Post Tagged with: "apple"

Information security by Ervins Strauhmanis (CC BY 2.0) https://flic.kr/p/umPu7S

Why the FBI’s Apple iPhone Demands Are Rotten to the Core

The U.S. government’s attempt to invoke a centuries-old law to obtain a court order to require Apple to create a program that would allow it to break the security safeguards on the iPhone used by a San Bernardino terrorist has sparked an enormous outcry from the technology, privacy, and security communities.

For U.S. officials, a terrorism related rationale for creating encryption backdoors or weakening user security represents the most compelling scenario for mandated assistance. Yet even in those circumstances, companies, courts, and legislatures should resist the urge to remove one of the last bastions of user security and privacy protection.

My weekly technology law column (Toronto Star version, homepage version) argues that this case is about far more than granting U.S. law enforcement access to whatever information remains on a single password-protected iPhone. Investigators already have a near-complete electronic record: all emails and information stored on cloud-based computers, most content on the phone from a cloud back-up completed weeks earlier, telephone records, social media activity, and data that reveals with whom the terrorist interacted. Moreover, given the availability of all of that information, it seems likely that much of the remaining bits of evidence on the phone can be gathered from companies or individuals at the other end of the conversation.

Read more ›

March 1, 2016 4 comments Columns
See you in 2021 by Amerhadi Azmi (CC BY-NC-ND 2.0) https://flic.kr/p/8kfRXD

The Trouble With the TPP, Day 32: Illusory Safeguards Against Encryption Backdoors

The news that the U.S. government has obtained a court order requiring Apple to assist law enforcement to break the encryption on an iPhone owned by one of the San Bernadino terrorists has sparked widespread concern.

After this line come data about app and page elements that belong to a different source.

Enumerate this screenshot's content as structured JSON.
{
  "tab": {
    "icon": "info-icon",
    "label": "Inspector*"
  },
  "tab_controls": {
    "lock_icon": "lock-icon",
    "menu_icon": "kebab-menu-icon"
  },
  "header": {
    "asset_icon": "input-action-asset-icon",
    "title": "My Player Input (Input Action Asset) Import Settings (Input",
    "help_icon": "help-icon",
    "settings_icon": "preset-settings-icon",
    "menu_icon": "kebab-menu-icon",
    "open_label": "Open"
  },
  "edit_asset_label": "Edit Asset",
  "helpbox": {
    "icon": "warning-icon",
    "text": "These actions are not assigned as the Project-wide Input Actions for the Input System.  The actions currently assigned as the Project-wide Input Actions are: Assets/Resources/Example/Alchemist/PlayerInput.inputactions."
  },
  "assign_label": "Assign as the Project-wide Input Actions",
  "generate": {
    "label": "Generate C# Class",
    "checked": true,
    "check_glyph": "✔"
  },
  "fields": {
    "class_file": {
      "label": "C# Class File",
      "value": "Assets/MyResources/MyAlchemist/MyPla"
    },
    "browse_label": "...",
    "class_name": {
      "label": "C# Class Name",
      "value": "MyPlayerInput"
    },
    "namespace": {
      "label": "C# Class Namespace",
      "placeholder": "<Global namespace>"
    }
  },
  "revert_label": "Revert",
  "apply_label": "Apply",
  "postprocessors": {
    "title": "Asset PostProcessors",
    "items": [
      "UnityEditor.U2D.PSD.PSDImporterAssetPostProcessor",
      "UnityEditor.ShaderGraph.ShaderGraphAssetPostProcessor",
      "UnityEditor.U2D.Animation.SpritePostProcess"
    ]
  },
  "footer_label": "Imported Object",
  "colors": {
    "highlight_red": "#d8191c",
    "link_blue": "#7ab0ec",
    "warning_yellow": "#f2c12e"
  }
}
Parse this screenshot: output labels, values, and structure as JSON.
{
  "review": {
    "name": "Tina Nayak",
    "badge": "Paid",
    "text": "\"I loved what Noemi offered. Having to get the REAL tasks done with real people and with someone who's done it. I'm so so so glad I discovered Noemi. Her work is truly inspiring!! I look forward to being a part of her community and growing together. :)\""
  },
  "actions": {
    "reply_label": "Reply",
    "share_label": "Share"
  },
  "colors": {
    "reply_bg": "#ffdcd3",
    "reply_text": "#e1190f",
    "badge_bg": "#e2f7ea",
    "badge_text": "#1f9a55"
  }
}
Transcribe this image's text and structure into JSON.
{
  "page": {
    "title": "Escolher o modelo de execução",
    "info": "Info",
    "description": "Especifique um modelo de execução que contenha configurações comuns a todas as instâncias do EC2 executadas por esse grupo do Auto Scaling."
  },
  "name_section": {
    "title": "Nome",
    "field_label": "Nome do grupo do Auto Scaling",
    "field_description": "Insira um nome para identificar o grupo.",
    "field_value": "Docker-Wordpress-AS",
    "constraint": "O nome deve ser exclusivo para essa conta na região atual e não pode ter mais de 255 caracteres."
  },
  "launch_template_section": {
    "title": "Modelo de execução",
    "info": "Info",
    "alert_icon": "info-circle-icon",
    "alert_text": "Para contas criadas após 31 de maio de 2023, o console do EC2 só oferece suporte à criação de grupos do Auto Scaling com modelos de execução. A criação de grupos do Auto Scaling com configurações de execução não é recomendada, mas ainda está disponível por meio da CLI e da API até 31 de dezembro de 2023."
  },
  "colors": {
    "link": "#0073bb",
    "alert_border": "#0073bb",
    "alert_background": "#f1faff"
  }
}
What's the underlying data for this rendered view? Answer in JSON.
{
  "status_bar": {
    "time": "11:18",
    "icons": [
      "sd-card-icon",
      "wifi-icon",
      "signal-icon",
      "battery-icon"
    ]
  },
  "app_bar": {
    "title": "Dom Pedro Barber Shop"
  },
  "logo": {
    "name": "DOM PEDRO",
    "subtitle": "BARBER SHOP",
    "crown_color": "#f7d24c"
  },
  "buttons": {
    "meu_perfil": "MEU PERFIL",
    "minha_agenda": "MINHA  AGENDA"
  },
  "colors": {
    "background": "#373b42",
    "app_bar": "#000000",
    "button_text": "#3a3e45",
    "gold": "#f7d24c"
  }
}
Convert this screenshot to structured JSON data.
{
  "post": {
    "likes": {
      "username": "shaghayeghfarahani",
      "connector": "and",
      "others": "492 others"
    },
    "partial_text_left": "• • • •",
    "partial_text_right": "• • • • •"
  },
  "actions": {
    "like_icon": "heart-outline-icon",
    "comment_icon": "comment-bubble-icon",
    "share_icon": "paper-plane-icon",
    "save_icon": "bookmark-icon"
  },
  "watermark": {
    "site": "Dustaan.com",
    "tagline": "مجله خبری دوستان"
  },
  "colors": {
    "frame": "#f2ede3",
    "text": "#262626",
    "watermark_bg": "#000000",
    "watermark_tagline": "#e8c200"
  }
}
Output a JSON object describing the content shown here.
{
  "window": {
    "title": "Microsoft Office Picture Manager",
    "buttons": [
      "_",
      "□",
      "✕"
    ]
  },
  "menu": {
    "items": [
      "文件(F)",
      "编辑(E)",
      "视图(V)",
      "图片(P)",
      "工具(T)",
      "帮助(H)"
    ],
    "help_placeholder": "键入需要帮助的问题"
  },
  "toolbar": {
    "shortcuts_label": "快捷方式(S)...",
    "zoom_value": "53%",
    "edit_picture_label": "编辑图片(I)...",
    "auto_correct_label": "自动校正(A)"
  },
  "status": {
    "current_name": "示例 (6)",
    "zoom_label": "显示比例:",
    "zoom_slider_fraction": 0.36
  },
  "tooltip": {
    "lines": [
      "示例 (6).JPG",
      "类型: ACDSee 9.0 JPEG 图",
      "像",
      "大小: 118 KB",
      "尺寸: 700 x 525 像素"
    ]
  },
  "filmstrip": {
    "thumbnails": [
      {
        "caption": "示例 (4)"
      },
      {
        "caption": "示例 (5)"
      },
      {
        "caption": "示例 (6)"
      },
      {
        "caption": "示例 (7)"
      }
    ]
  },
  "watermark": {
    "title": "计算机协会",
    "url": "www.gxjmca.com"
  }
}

There is some debate over the scope of the judicial order – Techdirt points out that the order does not require Apple to break its encryption but rather allow the government to “brute force” the password without deleting the data – but it is clear that the goal is to limit the effectiveness of the encryption protections found on the popular device. Apple has issued a public letter stating its view that this is a dangerous precedent that could be repeated over and over again. Indeed, if a U.S. court can issue such an order, there is seemingly nothing to stop other governments from doing the same.

What does this have to do with the TPP?

The U.S. has suggested that the TPP would address these issues, claiming that the agreement:

Read more ›

February 17, 2016 10 comments News

Apple Canada Was Only Tech Company to Respond to Privacy Commish Request on Disclosure Practices

Last week’s revelations on the massive number of requests for subscriber information focused specifically on the responses from major Canadian telecom and Internet providers. The Privacy Commissioner of Canada wrote to the 12 largest providers, who responded with a single document that aggregated the responses of 11 of the companies (though some declined to provide information to questions such as how many user accounts were disclosed).

The Access to Information Act requested documents that contained the telco response also revealed that the Privacy Commissioner sent a similar letter to the leading Internet and technology companies. The list of recipients included Apple, Google, Facebook, Microsoft, Twitter, and eBay. While some of the companies now offer transparency reports that feature data on disclosure requests (and compliance with those requests), few did in 2011. On Friday, I received a supplemental document to my access to information request that contains the full response from Apple Canada.

Read more ›

May 5, 2014 4 comments News

SOCAN Seeks Millions from YouTube, Facebook, Netflix, Apple & Sony in Interim Online Music Tariff

SOCAN has filed an application with the Copyright Board of Canada for interim tariff to cover royalties for the communication to the public by telecommunication of musical works in connection with movie/tv streaming and user generated content sites. The obvious targets of the interim tariff are some of the biggest […]

Read more ›

June 15, 2011 43 comments News

Apple and Sony Privacy Woes Point to Legal Holes

Appeared in the Toronto Star on May 1, 2011 as Apple, Sony security slips show flaws in our laws Privacy officials have long warned about unseen consumer privacy risks, yet the issue has rarely generated significant political attention in Canada with potential reforms languishing for years without action. Recent high […]

Read more ›

May 5, 2011 Comments are Disabled Columns Archive